Friday, July 19, 2019
Joe Jackson and the Black Sox Scandal Essay -- Shoeless Joe Jackson Ba

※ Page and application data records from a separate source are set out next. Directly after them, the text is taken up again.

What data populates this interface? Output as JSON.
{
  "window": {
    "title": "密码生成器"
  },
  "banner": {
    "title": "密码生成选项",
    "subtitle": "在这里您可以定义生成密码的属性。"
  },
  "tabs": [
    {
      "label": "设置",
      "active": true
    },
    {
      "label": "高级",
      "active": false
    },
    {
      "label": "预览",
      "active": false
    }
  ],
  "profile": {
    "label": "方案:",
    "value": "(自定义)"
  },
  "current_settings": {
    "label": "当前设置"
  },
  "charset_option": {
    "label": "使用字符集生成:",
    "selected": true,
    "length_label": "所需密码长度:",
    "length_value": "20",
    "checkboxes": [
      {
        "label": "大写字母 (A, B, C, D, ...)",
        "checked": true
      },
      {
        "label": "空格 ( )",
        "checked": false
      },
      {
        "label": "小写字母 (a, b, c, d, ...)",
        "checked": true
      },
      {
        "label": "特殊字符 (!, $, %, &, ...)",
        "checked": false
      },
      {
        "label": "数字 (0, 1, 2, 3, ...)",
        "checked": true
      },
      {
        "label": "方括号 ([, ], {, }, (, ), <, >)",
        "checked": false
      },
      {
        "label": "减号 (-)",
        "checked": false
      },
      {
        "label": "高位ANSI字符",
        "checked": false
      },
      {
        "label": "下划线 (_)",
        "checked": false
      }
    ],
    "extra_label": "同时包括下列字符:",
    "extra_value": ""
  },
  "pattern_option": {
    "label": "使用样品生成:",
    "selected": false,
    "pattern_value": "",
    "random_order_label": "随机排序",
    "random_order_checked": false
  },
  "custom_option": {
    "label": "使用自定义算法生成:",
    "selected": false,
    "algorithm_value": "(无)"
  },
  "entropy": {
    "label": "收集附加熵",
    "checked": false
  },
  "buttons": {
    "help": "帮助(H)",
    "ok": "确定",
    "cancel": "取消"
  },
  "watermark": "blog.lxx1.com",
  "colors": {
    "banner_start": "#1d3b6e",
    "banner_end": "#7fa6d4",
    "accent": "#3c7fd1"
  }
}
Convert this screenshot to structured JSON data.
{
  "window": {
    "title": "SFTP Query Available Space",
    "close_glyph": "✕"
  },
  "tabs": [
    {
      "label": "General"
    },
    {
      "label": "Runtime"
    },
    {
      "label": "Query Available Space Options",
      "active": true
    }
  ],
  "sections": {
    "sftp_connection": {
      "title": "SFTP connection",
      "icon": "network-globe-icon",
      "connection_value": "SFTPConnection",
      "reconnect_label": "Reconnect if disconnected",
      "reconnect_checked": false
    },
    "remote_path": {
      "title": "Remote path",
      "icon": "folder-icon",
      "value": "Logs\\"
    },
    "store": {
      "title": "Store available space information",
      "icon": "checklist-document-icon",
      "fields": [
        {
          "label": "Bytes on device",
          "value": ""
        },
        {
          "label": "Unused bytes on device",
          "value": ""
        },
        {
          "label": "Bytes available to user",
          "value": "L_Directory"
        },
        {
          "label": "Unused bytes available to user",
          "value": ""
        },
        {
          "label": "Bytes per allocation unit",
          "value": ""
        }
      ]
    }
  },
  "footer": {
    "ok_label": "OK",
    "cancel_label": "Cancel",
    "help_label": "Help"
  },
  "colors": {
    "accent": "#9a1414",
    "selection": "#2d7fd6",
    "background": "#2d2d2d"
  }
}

Joe Jackson and the Black Sox Scandal For anyone who knows anything about baseball, the 1919 World Series brings to mind many things. "The Black Sox Scandal of 1919 started out as a few gamblers trying to get rich, and turned into one of the biggest, and easily the darkest, event in baseball history" (Everstine 4). This great sports scandal involved many, but the most memorable and most known for it was Joe Jackson. The aftermath of the great World Series Scandal left many people questioning the character of Joe Jackson and whether or not he should have relations thereafter with baseball. There is still question today whether or not to let Joe into the Hall of Fame. Many people still question whether or not, Joe Jackson was involved in "The Black Sox Scandal of 1919." "The scandal even left its own legacy that is still inciting arguments among fans today: the fate of "Shoeless" Joe Jackson" (Everstine 3). As the word was being spread to "bet on the Reds", (Everstine 3), an astronomical amount of money was needed to make the payoff to all involved, including the baseball players of the White Sox who were participating in the scandal. Before the beginning of the game on that Ã¢â¬ËscandalousÃ¢â¬â¢ day, Joe Jackson begged the owner of the White Sox; Charles Comiskey to listen to him in regards to the fix of the game that was about to happen. The evidence was proven that Jackson had even asked to be benched for the series to avoid any suspicion of his involvement in the fix. Unfortunately, Comiskey did not listen to Jackson. "Heavy betting was taking place" (Everstine 3). The game was played, after being fixed; the White Sox lost, even though there were seventeen other players on the team that attempted to do their best. Despite their best efforts, the "fix was successful" (Everstine 3). "As many fans sat in the stands and watched the game, they were not able to tell that the game had been fixed and thrown for the benefit of the Reds and the gamblers" (Everstine 3). Joe Jackson knew of the Ã¢â¬ËfixÃ¢â¬â¢. Jackson did not take the financial padding that was offered to him. In the sixth game, "Jackson made two hits and nailed a Cincinnati runner at the plate with a perfect throw" (Gies and Shoemaker 58). "In fact, the Black Sox on the whole actually made a better showing in t... ...ty years since his incident. That incident does not seem as bad a spitting in someoneÃ¢â¬â¢s face. "Joe was banned for life by Judge Landis, and his life is over so give the man his due place in baseball history" (Everstine 4). "He went on to say that many Hall of Fame players also support JoeÃ¢â¬â¢s induction into the Hall" (Everstine4). The preceding was stated by Ted Williams, a baseball great and also a member of the Hall of Fame. "Eighty years after the World series that resulted in Shoeless Joe JacksonÃ¢â¬â¢s lifetime ban from baseball, the House of Representatives passed a resolution calling for him to be honored" (AP B4). Shoeless Joe was indicted by a Federal Jury, and even they think he deserves the credit he is due. By passing this resolution, the House took its first step towards making the famous Shoeless Joe a Hall of Fame inductee. "Although throwing ball games was not a crime in Illinois, Landis said, JacksonÃ¢â¬â¢s confe ssion barred him . . ." (Seymour 331). Even though the law stated that these players had actually committed a crime, Judge Landis saw it as dishonorable and disrespectful to all of baseball, so he punished the accused harshly.